- **EXERCISE INPUTS**:
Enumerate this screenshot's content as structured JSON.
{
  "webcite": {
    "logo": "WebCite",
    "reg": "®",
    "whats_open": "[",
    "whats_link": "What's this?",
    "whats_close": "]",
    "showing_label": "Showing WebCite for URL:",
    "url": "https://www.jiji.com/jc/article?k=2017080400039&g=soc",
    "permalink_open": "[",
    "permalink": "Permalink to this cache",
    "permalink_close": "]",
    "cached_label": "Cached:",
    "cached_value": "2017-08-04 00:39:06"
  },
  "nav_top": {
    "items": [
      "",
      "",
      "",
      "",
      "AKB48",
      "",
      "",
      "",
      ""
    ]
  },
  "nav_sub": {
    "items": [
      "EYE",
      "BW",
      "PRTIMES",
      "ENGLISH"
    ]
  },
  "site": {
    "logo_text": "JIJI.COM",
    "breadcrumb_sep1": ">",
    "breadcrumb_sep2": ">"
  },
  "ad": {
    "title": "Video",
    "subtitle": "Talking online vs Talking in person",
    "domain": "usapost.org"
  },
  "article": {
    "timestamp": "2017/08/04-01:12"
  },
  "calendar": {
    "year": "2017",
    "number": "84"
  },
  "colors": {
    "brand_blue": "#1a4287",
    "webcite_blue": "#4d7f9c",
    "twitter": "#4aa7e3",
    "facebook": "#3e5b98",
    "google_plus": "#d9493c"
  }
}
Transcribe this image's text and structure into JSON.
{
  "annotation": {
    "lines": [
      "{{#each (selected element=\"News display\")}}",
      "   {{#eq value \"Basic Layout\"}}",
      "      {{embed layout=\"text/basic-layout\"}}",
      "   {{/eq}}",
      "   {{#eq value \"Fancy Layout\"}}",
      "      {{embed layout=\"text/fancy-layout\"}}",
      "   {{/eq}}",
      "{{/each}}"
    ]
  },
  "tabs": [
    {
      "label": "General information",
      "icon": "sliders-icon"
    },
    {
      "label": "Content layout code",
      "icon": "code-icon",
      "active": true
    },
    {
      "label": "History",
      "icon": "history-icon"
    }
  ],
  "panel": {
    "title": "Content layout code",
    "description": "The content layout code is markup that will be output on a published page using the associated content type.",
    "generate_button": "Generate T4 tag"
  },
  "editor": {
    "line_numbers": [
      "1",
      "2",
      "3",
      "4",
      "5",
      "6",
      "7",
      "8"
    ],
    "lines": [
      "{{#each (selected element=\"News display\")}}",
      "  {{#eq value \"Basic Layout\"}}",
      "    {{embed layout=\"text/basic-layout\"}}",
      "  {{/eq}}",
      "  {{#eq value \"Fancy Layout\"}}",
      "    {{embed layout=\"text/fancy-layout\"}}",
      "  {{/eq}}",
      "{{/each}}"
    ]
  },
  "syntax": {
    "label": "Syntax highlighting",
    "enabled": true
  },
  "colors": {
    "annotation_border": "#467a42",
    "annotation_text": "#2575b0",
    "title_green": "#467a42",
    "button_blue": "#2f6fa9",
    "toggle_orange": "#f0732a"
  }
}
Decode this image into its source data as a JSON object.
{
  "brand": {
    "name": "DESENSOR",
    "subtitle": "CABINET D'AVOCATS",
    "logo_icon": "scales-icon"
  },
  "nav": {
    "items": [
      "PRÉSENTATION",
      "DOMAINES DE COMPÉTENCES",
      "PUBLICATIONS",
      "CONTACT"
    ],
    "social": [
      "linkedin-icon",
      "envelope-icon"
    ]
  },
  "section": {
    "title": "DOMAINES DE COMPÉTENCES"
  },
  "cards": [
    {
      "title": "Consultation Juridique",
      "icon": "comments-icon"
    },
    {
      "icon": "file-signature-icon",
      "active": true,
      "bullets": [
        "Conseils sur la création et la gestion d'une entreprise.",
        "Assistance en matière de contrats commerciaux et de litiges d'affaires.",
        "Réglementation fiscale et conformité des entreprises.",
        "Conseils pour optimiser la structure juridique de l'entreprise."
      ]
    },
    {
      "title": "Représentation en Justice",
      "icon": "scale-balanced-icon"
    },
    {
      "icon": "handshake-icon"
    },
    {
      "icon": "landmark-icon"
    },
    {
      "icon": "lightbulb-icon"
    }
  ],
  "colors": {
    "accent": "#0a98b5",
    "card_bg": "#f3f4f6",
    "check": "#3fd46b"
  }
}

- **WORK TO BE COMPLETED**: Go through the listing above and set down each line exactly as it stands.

- **THE COMPLETED TASK**:
Enumerate this screenshot's content as structured JSON.
{
  "webcite": {
    "logo": "WebCite",
    "reg": "®",
    "whats_open": "[",
    "whats_link": "What's this?",
    "whats_close": "]",
    "showing_label": "Showing WebCite for URL:",
    "url": "https://www.jiji.com/jc/article?k=2017080400039&g=soc",
    "permalink_open": "[",
    "permalink": "Permalink to this cache",
    "permalink_close": "]",
    "cached_label": "Cached:",
    "cached_value": "2017-08-04 00:39:06"
  },
  "nav_top": {
    "items": [
      "",
      "",
      "",
      "",
      "AKB48",
      "",
      "",
      "",
      ""
    ]
  },
  "nav_sub": {
    "items": [
      "EYE",
      "BW",
      "PRTIMES",
      "ENGLISH"
    ]
  },
  "site": {
    "logo_text": "JIJI.COM",
    "breadcrumb_sep1": ">",
    "breadcrumb_sep2": ">"
  },
  "ad": {
    "title": "Video",
    "subtitle": "Talking online vs Talking in person",
    "domain": "usapost.org"
  },
  "article": {
    "timestamp": "2017/08/04-01:12"
  },
  "calendar": {
    "year": "2017",
    "number": "84"
  },
  "colors": {
    "brand_blue": "#1a4287",
    "webcite_blue": "#4d7f9c",
    "twitter": "#4aa7e3",
    "facebook": "#3e5b98",
    "google_plus": "#d9493c"
  }
}
Transcribe this image's text and structure into JSON.
{
  "annotation": {
    "lines": [
      "{{#each (selected element=\"News display\")}}",
      "   {{#eq value \"Basic Layout\"}}",
      "      {{embed layout=\"text/basic-layout\"}}",
      "   {{/eq}}",
      "   {{#eq value \"Fancy Layout\"}}",
      "      {{embed layout=\"text/fancy-layout\"}}",
      "   {{/eq}}",
      "{{/each}}"
    ]
  },
  "tabs": [
    {
      "label": "General information",
      "icon": "sliders-icon"
    },
    {
      "label": "Content layout code",
      "icon": "code-icon",
      "active": true
    },
    {
      "label": "History",
      "icon": "history-icon"
    }
  ],
  "panel": {
    "title": "Content layout code",
    "description": "The content layout code is markup that will be output on a published page using the associated content type.",
    "generate_button": "Generate T4 tag"
  },
  "editor": {
    "line_numbers": [
      "1",
      "2",
      "3",
      "4",
      "5",
      "6",
      "7",
      "8"
    ],
    "lines": [
      "{{#each (selected element=\"News display\")}}",
      "  {{#eq value \"Basic Layout\"}}",
      "    {{embed layout=\"text/basic-layout\"}}",
      "  {{/eq}}",
      "  {{#eq value \"Fancy Layout\"}}",
      "    {{embed layout=\"text/fancy-layout\"}}",
      "  {{/eq}}",
      "{{/each}}"
    ]
  },
  "syntax": {
    "label": "Syntax highlighting",
    "enabled": true
  },
  "colors": {
    "annotation_border": "#467a42",
    "annotation_text": "#2575b0",
    "title_green": "#467a42",
    "button_blue": "#2f6fa9",
    "toggle_orange": "#f0732a"
  }
}
Decode this image into its source data as a JSON object.
{
  "brand": {
    "name": "DESENSOR",
    "subtitle": "CABINET D'AVOCATS",
    "logo_icon": "scales-icon"
  },
  "nav": {
    "items": [
      "PRÉSENTATION",
      "DOMAINES DE COMPÉTENCES",
      "PUBLICATIONS",
      "CONTACT"
    ],
    "social": [
      "linkedin-icon",
      "envelope-icon"
    ]
  },
  "section": {
    "title": "DOMAINES DE COMPÉTENCES"
  },
  "cards": [
    {
      "title": "Consultation Juridique",
      "icon": "comments-icon"
    },
    {
      "icon": "file-signature-icon",
      "active": true,
      "bullets": [
        "Conseils sur la création et la gestion d'une entreprise.",
        "Assistance en matière de contrats commerciaux et de litiges d'affaires.",
        "Réglementation fiscale et conformité des entreprises.",
        "Conseils pour optimiser la structure juridique de l'entreprise."
      ]
    },
    {
      "title": "Représentation en Justice",
      "icon": "scale-balanced-icon"
    },
    {
      "icon": "handshake-icon"
    },
    {
      "icon": "landmark-icon"
    },
    {
      "icon": "lightbulb-icon"
    }
  ],
  "colors": {
    "accent": "#0a98b5",
    "card_bg": "#f3f4f6",
    "check": "#3fd46b"
  }
}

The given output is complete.